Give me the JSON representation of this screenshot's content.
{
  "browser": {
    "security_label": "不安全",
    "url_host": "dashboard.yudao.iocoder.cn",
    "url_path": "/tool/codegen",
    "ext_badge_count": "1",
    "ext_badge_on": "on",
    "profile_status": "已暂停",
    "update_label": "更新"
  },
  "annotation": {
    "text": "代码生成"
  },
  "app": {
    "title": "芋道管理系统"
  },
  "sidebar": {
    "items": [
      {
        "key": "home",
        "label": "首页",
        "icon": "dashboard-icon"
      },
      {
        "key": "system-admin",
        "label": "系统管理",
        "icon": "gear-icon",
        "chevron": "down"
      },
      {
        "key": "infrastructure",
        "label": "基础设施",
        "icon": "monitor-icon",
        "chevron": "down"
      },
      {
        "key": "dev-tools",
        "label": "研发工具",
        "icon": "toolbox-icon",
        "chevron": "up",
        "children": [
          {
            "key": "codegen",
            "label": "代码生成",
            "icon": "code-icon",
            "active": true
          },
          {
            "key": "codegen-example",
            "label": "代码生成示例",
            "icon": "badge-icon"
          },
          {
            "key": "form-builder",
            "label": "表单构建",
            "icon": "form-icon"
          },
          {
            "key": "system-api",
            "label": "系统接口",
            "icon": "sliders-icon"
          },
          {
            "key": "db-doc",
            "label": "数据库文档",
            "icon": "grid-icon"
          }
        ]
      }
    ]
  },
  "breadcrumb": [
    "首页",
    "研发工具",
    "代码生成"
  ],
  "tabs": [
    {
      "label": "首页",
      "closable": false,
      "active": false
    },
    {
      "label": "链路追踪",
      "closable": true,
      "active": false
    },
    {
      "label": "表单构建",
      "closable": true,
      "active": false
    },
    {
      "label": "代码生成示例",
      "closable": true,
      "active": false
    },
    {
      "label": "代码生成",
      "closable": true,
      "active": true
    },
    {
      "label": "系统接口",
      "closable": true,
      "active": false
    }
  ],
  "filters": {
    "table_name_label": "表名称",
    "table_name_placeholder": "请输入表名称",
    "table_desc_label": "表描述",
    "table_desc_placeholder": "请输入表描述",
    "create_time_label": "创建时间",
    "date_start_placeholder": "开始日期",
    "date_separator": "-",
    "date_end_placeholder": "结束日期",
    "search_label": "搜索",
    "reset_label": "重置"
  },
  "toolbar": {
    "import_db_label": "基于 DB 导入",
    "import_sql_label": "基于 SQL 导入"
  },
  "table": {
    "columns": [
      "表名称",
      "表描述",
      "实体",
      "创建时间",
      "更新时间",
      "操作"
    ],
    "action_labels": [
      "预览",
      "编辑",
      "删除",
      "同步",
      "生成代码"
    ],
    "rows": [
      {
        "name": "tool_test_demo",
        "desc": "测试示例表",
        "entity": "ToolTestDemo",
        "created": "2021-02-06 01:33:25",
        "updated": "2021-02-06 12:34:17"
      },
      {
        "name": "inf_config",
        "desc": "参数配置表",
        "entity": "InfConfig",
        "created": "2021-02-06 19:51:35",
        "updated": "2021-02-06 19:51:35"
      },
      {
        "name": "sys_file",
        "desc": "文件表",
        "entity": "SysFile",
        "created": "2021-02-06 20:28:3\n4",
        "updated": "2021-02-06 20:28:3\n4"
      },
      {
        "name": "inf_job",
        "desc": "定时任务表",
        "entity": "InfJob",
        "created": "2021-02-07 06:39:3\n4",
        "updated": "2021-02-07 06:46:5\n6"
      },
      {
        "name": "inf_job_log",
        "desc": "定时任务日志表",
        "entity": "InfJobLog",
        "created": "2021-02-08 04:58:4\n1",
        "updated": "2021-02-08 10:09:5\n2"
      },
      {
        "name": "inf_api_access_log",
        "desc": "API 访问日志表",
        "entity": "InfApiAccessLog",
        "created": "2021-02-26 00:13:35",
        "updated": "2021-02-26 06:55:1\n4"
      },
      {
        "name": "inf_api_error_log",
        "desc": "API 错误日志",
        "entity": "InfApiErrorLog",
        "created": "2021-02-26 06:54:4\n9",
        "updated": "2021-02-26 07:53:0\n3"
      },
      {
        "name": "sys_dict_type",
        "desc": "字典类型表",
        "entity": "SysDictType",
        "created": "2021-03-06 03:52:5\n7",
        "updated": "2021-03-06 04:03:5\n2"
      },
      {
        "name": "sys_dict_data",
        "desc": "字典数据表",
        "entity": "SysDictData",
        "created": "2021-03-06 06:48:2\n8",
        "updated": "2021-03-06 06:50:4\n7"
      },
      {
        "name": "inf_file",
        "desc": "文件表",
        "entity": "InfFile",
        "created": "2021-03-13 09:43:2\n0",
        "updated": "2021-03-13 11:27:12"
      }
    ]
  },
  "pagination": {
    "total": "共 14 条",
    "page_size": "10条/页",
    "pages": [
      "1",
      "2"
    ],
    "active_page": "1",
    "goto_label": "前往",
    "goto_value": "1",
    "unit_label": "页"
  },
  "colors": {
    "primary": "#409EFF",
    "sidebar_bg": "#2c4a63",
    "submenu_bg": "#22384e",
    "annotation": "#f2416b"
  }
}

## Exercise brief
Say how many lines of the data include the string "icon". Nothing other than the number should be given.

## Exercise output
9